Buy-in from Teachers
At the start, one of our priorities was to get the buy-in from the teachers that this approach was essential to prepare students for the future. We had to convince our colleagues about the need to move from regurgitation of content to construction of new knowledge. The support from the community and school leaders was vital to the success of this project. We had to create the time and opportunity for professional dialogues on a weekly basis.
The discussions were rich and meaningful as teachers built on each other’s experiences and ideas. Teachers entered the classrooms with more confidence and a bag of possible misconceptions from the students. In addition, the Science Head-of-Department (HOD) weighed in to address problems that were surfaced and helped teachers to clarify doubts and provided in-depth information about the learning. He facilitated the sharing well and related student learning to real-life scenarios. Everyone shared his or her thoughts and experiences freely due to the positive climate.
Providing Space for Exploration

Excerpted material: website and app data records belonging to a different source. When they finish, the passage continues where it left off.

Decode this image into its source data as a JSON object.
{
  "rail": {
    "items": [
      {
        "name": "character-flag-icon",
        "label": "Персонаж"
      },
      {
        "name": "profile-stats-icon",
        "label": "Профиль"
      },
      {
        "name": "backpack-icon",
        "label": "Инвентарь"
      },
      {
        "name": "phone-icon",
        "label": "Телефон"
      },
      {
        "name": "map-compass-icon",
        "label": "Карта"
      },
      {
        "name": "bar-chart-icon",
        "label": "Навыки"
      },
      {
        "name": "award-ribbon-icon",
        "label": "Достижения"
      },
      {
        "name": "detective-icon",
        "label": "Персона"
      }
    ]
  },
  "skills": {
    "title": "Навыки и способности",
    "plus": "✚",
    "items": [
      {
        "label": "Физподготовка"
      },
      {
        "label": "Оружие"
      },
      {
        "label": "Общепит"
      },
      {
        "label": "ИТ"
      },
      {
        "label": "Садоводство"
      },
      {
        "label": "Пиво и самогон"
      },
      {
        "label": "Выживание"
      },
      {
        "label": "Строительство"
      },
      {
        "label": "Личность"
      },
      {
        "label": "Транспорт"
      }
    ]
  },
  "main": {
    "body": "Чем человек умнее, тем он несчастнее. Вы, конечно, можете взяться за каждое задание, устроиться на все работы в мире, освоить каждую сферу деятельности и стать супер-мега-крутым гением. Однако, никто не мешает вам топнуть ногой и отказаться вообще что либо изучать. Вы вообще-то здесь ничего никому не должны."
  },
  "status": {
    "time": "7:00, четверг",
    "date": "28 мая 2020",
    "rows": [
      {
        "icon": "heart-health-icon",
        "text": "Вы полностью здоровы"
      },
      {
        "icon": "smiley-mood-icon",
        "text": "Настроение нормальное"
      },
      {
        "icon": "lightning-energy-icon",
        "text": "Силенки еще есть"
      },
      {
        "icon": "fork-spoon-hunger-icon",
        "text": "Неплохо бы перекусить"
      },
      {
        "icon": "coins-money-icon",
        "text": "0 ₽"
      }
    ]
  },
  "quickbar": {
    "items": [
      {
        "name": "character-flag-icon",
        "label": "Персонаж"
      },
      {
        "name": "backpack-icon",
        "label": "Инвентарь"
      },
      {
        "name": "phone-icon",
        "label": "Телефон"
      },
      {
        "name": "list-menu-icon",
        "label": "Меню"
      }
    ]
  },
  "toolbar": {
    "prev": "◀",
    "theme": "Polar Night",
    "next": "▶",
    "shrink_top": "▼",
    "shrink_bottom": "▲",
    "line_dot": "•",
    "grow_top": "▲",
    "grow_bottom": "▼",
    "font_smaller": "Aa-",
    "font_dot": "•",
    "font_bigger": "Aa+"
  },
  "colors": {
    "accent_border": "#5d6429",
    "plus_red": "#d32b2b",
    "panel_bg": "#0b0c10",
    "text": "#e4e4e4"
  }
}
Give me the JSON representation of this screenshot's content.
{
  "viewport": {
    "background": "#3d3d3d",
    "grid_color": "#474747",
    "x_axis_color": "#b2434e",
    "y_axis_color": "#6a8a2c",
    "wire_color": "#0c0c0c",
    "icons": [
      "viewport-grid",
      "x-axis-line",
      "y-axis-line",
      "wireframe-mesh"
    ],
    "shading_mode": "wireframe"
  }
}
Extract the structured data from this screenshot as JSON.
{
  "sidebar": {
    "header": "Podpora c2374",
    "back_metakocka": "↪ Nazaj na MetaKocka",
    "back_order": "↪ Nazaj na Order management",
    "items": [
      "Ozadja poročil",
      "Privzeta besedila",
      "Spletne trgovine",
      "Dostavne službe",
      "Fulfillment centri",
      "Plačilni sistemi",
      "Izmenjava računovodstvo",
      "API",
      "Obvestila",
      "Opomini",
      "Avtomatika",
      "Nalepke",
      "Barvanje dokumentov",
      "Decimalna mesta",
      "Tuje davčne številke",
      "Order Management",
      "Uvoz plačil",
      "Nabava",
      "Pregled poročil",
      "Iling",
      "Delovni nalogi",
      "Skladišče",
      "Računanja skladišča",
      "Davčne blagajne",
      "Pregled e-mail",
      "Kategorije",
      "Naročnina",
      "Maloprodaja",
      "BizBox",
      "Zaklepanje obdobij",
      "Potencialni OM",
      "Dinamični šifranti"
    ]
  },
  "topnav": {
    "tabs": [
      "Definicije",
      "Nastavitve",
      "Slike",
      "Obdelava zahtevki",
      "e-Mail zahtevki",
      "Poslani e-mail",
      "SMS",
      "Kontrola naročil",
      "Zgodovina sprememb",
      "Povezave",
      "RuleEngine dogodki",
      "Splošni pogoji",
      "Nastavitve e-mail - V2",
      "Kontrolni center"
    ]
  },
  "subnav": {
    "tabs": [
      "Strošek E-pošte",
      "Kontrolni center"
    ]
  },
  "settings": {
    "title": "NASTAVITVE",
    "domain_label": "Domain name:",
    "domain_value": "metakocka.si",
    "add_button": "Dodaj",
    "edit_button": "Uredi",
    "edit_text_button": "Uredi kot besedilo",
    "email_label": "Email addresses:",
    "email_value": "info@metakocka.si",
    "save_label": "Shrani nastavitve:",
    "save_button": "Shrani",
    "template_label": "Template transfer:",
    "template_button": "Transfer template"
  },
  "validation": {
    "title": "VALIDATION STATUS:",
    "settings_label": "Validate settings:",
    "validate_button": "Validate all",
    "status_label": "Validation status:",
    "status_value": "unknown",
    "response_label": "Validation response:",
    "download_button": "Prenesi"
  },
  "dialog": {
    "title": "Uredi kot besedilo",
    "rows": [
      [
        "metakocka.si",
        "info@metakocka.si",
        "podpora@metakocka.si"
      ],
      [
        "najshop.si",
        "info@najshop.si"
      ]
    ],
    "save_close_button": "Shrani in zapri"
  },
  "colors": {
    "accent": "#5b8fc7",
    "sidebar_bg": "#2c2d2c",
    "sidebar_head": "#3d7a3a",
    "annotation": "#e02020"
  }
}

On another note, one main area of change we had to be mindful was to ensure that students had more space for exploration and discussion. For teachers, we had to ask more questions and refrain from giving too many answers. More focus were placed on the reasons behind those students’ answers rather than the accuracy of the answers.
In other words, we gave more attention to the ‘why did they give this answer?’ instead of ‘what was wrong with this answer?’ Allowing the students to explain helped them to deepen their learning and provided information about any misconceptions. However, there must always be a convergence for their experiences and the lesson objectives so that students could make better sense of their learning.
Stepping into the classroom, the first challenge that we faced was the different profiles of the students. While we were enacting the lesson based on the previous years’ lesson, we realized that we needed differentiated instruction. This was because some students required more room for exploration during the lessons, so as not to stifle their creativity, while others might need more scaffolding before they could make connections between what they were learning and the planned activities.
Technology, while playing an important role in garnering feedback from pupils, might be more effective for pupils who were familiar with it. This again, required us to make improvisation to the lesson such that the pupils were able to achieve the learning outcomes regardless. Some teachers used post-it notes to get feedback while others made use of online tools like Nearpod to gather feedback. The use of such tools motivated students to share their answers as they knew that their voices were heard. This heightened and empowered students to improve on their answers that were visible to their classmates.
In conclusion, the project was a great learning experience for the students and teachers alike. For a subject with a nature to be alive, the new approach had made it really come to life. It served the intent of grooming our students to think critically and beef up their process skills.
This study was funded by Qualcomm® Wireless Reach™. The goal of Wireless Reach is to create sustainable programs that strengthen economic and social development through the use of mobile technology with a focus on education, entrepreneurship, health care, the environment and public safety.